For someone who has lost an extremity, any kind of prosthetic limb can make a huge difference—but having a bionic device fitted, giving the user intuitive function, can be transformational. We spoke to Prof Oskar Aszmann, director of the Christian Doppler Laboratory for the Restoration of Extremity Function at the Medical University of Vienna, about the latest developments in connecting robotic limbs to the human body.
MedicalExpo e-magazine: How did you become interested in bionic prosthetics?
Prof Oskar Aszmann: I am a plastic and reconstructive surgeon with a focus on neurological surgery (peripheral nerve) surgery. My specific interest in bionic reconstruction came from a patient 15 years ago who had lost both arms. We started to think about how we could reconstruct extremities when they were gone and realized the way forward was to connect the nerves to a technological device.
MedicalExpo e-magazine: Can you explain how your system works?
Prof Oskar Aszmann: There are different avenues as to how neurosignals can surface and be picked up so they can operate the prosthesis. There is the option of picking up brain activity with a brain-machine interface, which is being pursued by some very prominent researchers but the problem here is that the connectivity of the central nervous system is so complex it is difficult to get clear reliable signals without a lot of background noise. The other option is to pick up signals directly from the nerve, but the problem here is that the signals are very small—we are talking about nanovolts. So, we have chosen to go to the muscle. For us, this is a translator of neural information: it can naturally translate the information into functional control signals. It is also an amplifier because whereas a neural signal is in nanovolts, the muscle activity is in macrovolts and that is something we can pick up not only directly on the muscle but also through the skin with sensors.
MedicalExpo e-magazine: How does the bionic limb connect to the body?
Prof Oskar Aszmann: We have worked out how to get the brain into the machine but the other big problem in prosthetic management is how we get the prosthesis onto the skeleton. We are pursuing osteointegration, meaning we implant a titanium device into the bone, wherever the limb was lost. This allows the patient to have a very quick release attachment of the prosthesis directly to the implant, so they do not need a harness. There is also then the possibility of getting the biosignals through the bone into the prosthesis.
MedicalExpo e-magazine: What are the benefits to the user of a bionic prosthesis?
Prof Oskar Aszmann: I recently saw a patient who lost an entire arm in a road traffic accident and now has both arms that he is able to use intuitively. That would not have been possible without the technology we have developed in recent years. Pain is a very complex issue, but generally, if a patient goes through a restorative process with a bionic arm, their pain levels drop.

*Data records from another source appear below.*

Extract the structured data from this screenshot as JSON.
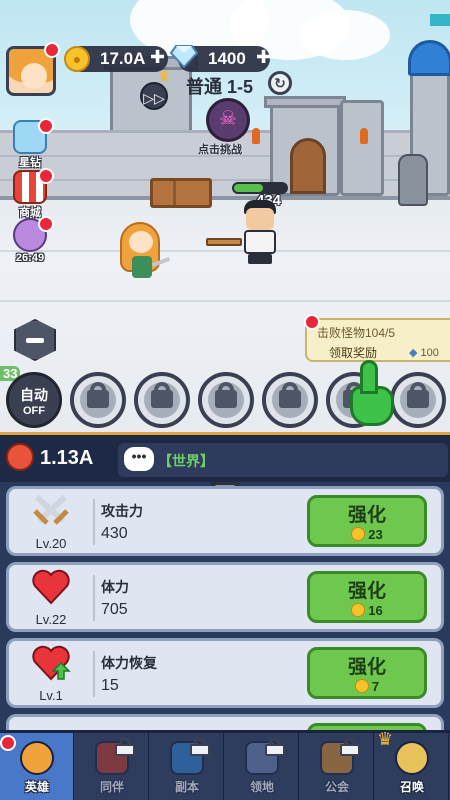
{
  "hud": {
    "gold": "17.0A",
    "gems": "1400",
    "stage": "普通 1-5",
    "boss_challenge": "点击挑战",
    "side_items": [
      {
        "label": "星钻"
      },
      {
        "label": "商城"
      },
      {
        "label": "26:49"
      }
    ]
  },
  "battle": {
    "enemy_hp_fraction": 0.55,
    "damage": "434",
    "quest": {
      "title": "击败怪物104/5",
      "action": "领取奖励",
      "reward": "100"
    },
    "auto": {
      "label": "自动",
      "state": "OFF"
    },
    "side_number": "33",
    "skill_slots_locked": 6
  },
  "info": {
    "power": "1.13A",
    "chat_channel": "【世界】"
  },
  "upgrades": [
    {
      "icon": "swords-icon",
      "level": "Lv.20",
      "name": "攻击力",
      "value": "430",
      "button": "强化",
      "cost": "23"
    },
    {
      "icon": "heart-icon",
      "level": "Lv.22",
      "name": "体力",
      "value": "705",
      "button": "强化",
      "cost": "16"
    },
    {
      "icon": "heart-regen-icon",
      "level": "Lv.1",
      "name": "体力恢复",
      "value": "15",
      "button": "强化",
      "cost": "7"
    }
  ],
  "tabs": [
    {
      "label": "英雄",
      "active": true,
      "locked": false
    },
    {
      "label": "同伴",
      "active": false,
      "locked": true
    },
    {
      "label": "副本",
      "active": false,
      "locked": true
    },
    {
      "label": "领地",
      "active": false,
      "locked": true
    },
    {
      "label": "公会",
      "active": false,
      "locked": true
    },
    {
      "label": "召唤",
      "active": false,
      "locked": false
    }
  ]
}
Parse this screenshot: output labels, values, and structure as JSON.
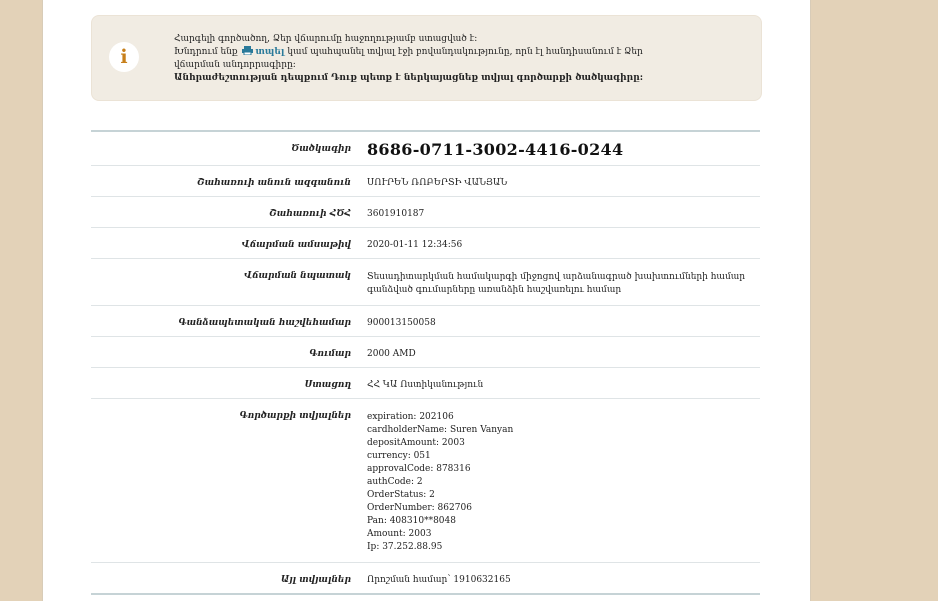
{
  "info": {
    "line1": "Հարգելի գործածող, Ձեր վճարումը հաջողությամբ ստացված է:",
    "line2_before": "Խնդրում ենք",
    "print_label": "տպել",
    "line2_after": "կամ պահպանել տվյալ էջի բովանդակությունը, որն էլ հանդիսանում է Ձեր",
    "line3": "վճարման անդորրագիրը:",
    "line4": "Անհրաժեշտության դեպքում Դուք պետք է ներկայացնեք տվյալ գործարքի ծածկագիրը:"
  },
  "details": {
    "code_label": "Ծածկագիր",
    "code_value": "8686-0711-3002-4416-0244",
    "payer_name_label": "Շահառուի անուն ազգանուն",
    "payer_name_value": "ՍՈՒՐԵՆ ՌՈԲԵՐՏԻ ՎԱՆՅԱՆ",
    "payer_id_label": "Շահառուի ՀԾՀ",
    "payer_id_value": "3601910187",
    "date_label": "Վճարման ամսաթիվ",
    "date_value": "2020-01-11 12:34:56",
    "purpose_label": "Վճարման նպատակ",
    "purpose_line1": "Տեսադիտարկման համակարգի միջոցով արձանագրած խախտումների համար",
    "purpose_line2": "գանձված գումարները առանձին հաշվառելու համար",
    "account_label": "Գանձապետական հաշվեհամար",
    "account_value": "900013150058",
    "amount_label": "Գումար",
    "amount_value": "2000 AMD",
    "recipient_label": "Ստացող",
    "recipient_value": "ՀՀ ԿԱ Ոստիկանություն",
    "transaction_label": "Գործարքի տվյալներ",
    "transaction_lines": [
      "expiration: 202106",
      "cardholderName: Suren Vanyan",
      "depositAmount: 2003",
      "currency: 051",
      "approvalCode: 878316",
      "authCode: 2",
      "OrderStatus: 2",
      "OrderNumber: 862706",
      "Pan: 408310**8048",
      "Amount: 2003",
      "Ip: 37.252.88.95"
    ],
    "other_label": "Այլ տվյալներ",
    "other_value": "Որոշման համար՝ 1910632165"
  },
  "colors": {
    "background": "#e3d2b8",
    "info_box": "#f1ece3",
    "info_icon": "#c77f1a",
    "link": "#2a7a9a",
    "table_border": "#c6d3d6"
  },
  "icons": {
    "info": "info-icon",
    "print": "printer-icon"
  }
}
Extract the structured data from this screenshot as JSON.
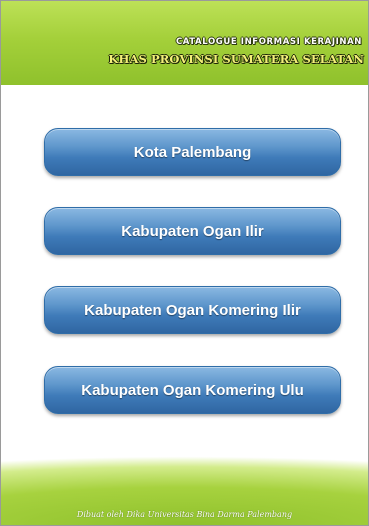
{
  "header": {
    "subtitle": "CATALOGUE INFORMASI KERAJINAN",
    "title": "KHAS PROVINSI SUMATERA SELATAN",
    "background_color": "#a4d03a"
  },
  "menu": {
    "items": [
      {
        "label": "Kota Palembang"
      },
      {
        "label": "Kabupaten Ogan Ilir"
      },
      {
        "label": "Kabupaten Ogan Komering Ilir"
      },
      {
        "label": "Kabupaten Ogan Komering Ulu"
      }
    ],
    "button_color": "#3f7bb9"
  },
  "footer": {
    "credit": "Dibuat oleh Dika Universitas Bina Darma Palembang"
  }
}
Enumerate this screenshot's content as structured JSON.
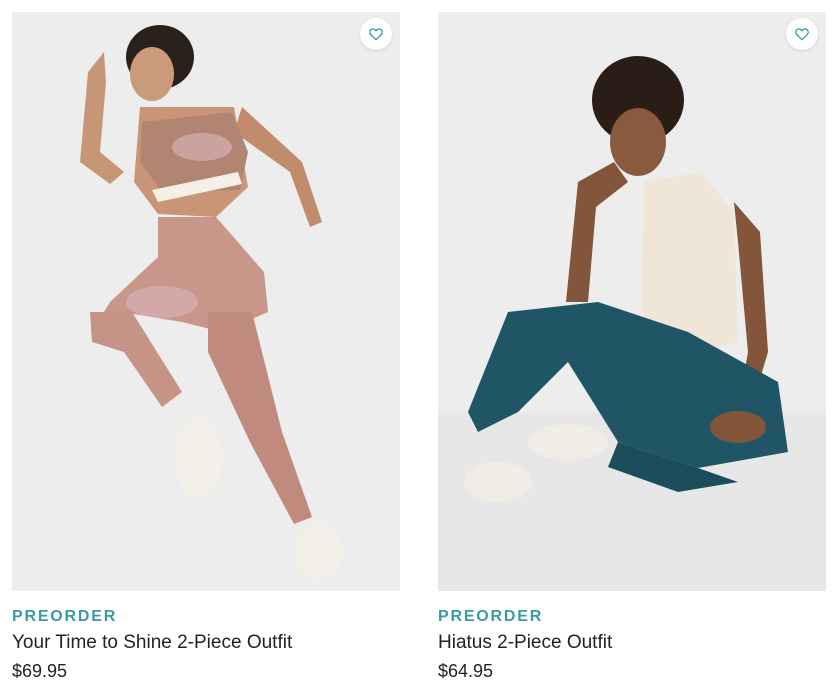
{
  "products": [
    {
      "badge": "PREORDER",
      "name": "Your Time to Shine 2-Piece Outfit",
      "price": "$69.95",
      "wishlist_icon": "heart-outline-icon"
    },
    {
      "badge": "PREORDER",
      "name": "Hiatus 2-Piece Outfit",
      "price": "$64.95",
      "wishlist_icon": "heart-outline-icon"
    }
  ],
  "colors": {
    "accent": "#3a9aa2",
    "text": "#222222",
    "photo_bg": "#ececec"
  }
}
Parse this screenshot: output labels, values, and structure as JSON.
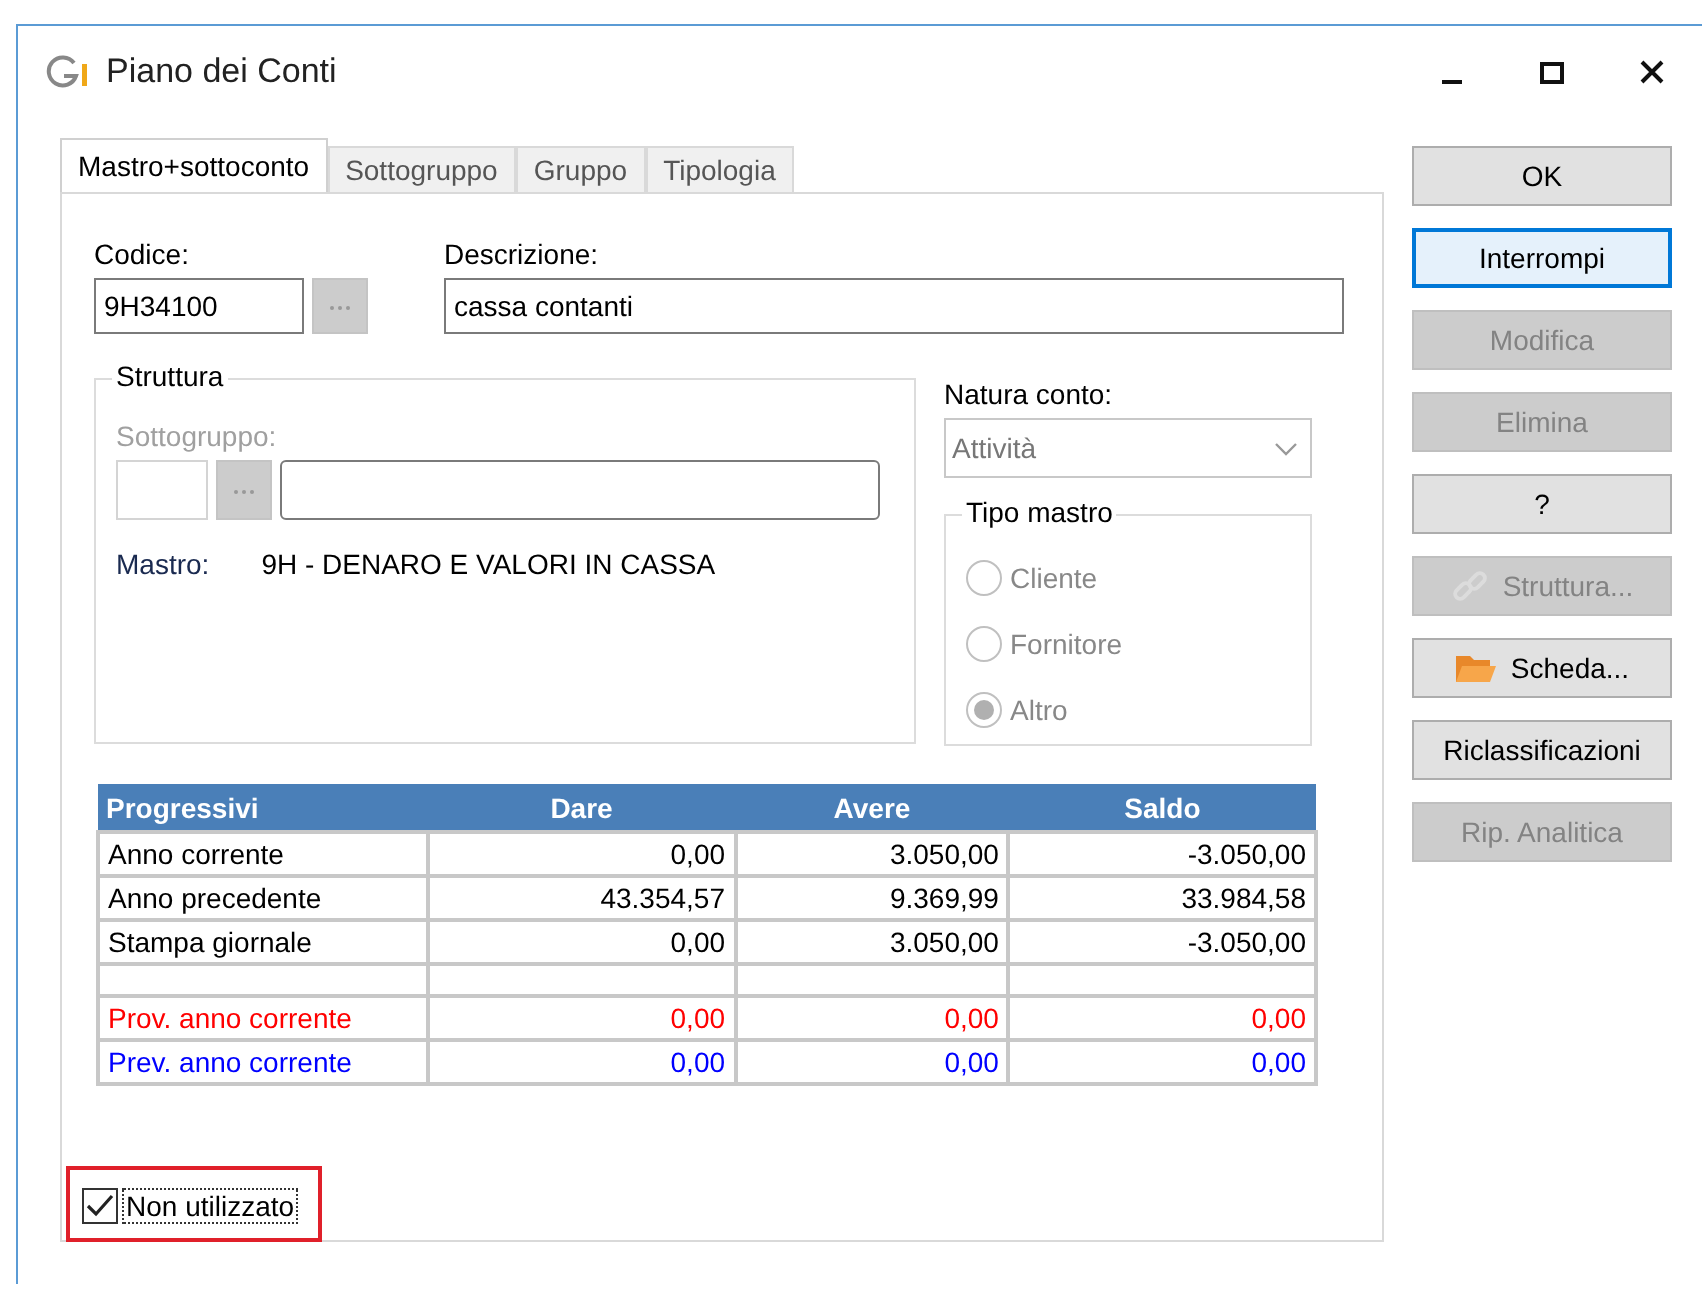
{
  "window": {
    "title": "Piano dei Conti"
  },
  "tabs": [
    {
      "label": "Mastro+sottoconto",
      "selected": true
    },
    {
      "label": "Sottogruppo",
      "selected": false
    },
    {
      "label": "Gruppo",
      "selected": false
    },
    {
      "label": "Tipologia",
      "selected": false
    }
  ],
  "codice": {
    "label": "Codice:",
    "value": "9H34100"
  },
  "descrizione": {
    "label": "Descrizione:",
    "value": "cassa contanti"
  },
  "struttura": {
    "title": "Struttura",
    "sottogruppo_label": "Sottogruppo:",
    "disabled": true,
    "mastro_label": "Mastro:",
    "mastro_value": "9H - DENARO E VALORI IN CASSA"
  },
  "natura_conto": {
    "label": "Natura conto:",
    "value": "Attività",
    "disabled": true
  },
  "tipo_mastro": {
    "title": "Tipo mastro",
    "options": [
      {
        "label": "Cliente",
        "selected": false,
        "disabled": true
      },
      {
        "label": "Fornitore",
        "selected": false,
        "disabled": true
      },
      {
        "label": "Altro",
        "selected": true,
        "disabled": true
      }
    ]
  },
  "table": {
    "columns": [
      "Progressivi",
      "Dare",
      "Avere",
      "Saldo"
    ],
    "rows": [
      {
        "kind": "data",
        "color": "#000000",
        "cells": [
          "Anno corrente",
          "0,00",
          "3.050,00",
          "-3.050,00"
        ]
      },
      {
        "kind": "data",
        "color": "#000000",
        "cells": [
          "Anno precedente",
          "43.354,57",
          "9.369,99",
          "33.984,58"
        ]
      },
      {
        "kind": "data",
        "color": "#000000",
        "cells": [
          "Stampa giornale",
          "0,00",
          "3.050,00",
          "-3.050,00"
        ]
      },
      {
        "kind": "blank"
      },
      {
        "kind": "data",
        "color": "#ff0000",
        "cells": [
          "Prov. anno corrente",
          "0,00",
          "0,00",
          "0,00"
        ]
      },
      {
        "kind": "data",
        "color": "#0000ff",
        "cells": [
          "Prev. anno corrente",
          "0,00",
          "0,00",
          "0,00"
        ]
      }
    ]
  },
  "non_utilizzato": {
    "label": "Non utilizzato",
    "checked": true,
    "highlighted": true
  },
  "buttons": [
    {
      "label": "OK",
      "kind": "plain",
      "disabled": false,
      "focused": false
    },
    {
      "label": "Interrompi",
      "kind": "plain",
      "disabled": false,
      "focused": true
    },
    {
      "label": "Modifica",
      "kind": "plain",
      "disabled": true,
      "focused": false
    },
    {
      "label": "Elimina",
      "kind": "plain",
      "disabled": true,
      "focused": false
    },
    {
      "label": "?",
      "kind": "plain",
      "disabled": false,
      "focused": false
    },
    {
      "label": "Struttura...",
      "kind": "chain",
      "disabled": true,
      "focused": false
    },
    {
      "label": "Scheda...",
      "kind": "folder",
      "disabled": false,
      "focused": false
    },
    {
      "label": "Riclassificazioni",
      "kind": "plain",
      "disabled": false,
      "focused": false
    },
    {
      "label": "Rip. Analitica",
      "kind": "plain",
      "disabled": true,
      "focused": false
    }
  ]
}
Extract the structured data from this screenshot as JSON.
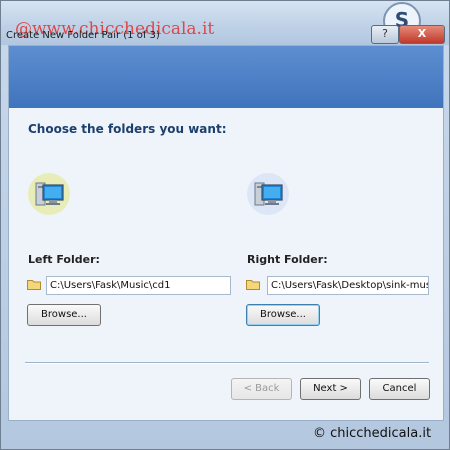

MedicalExpo e-magazine: Who might be a suitable candidate for a bionic limb?
Prof Oskar Aszmann: From a biological point of view, anyone who has a need could have this type of procedure done and could come to our clinic. However, these prostheses are expensive devices. They cost in the region of £150,000 and are often paid for by insurance companies. The limits may therefore be more financial than biological.
MedicalExpo e-magazine: What do you predict for the future of this field?
Prof Oskar Aszmann: With all probability, within the next five years we will have a system ready that will be able to provide signals wirelessly from the brain to the machine. Also looking ahead, the more widely used these technologies become then hopefully prices will drop. While numbers of amputees are low, when we think that patients with a brain stroke who have lost the use of a limb might also benefit from a bionic prosthesis, then the numbers are much higher. If we can make good use of this type of technology for these other kinds of patients, then prices will drop.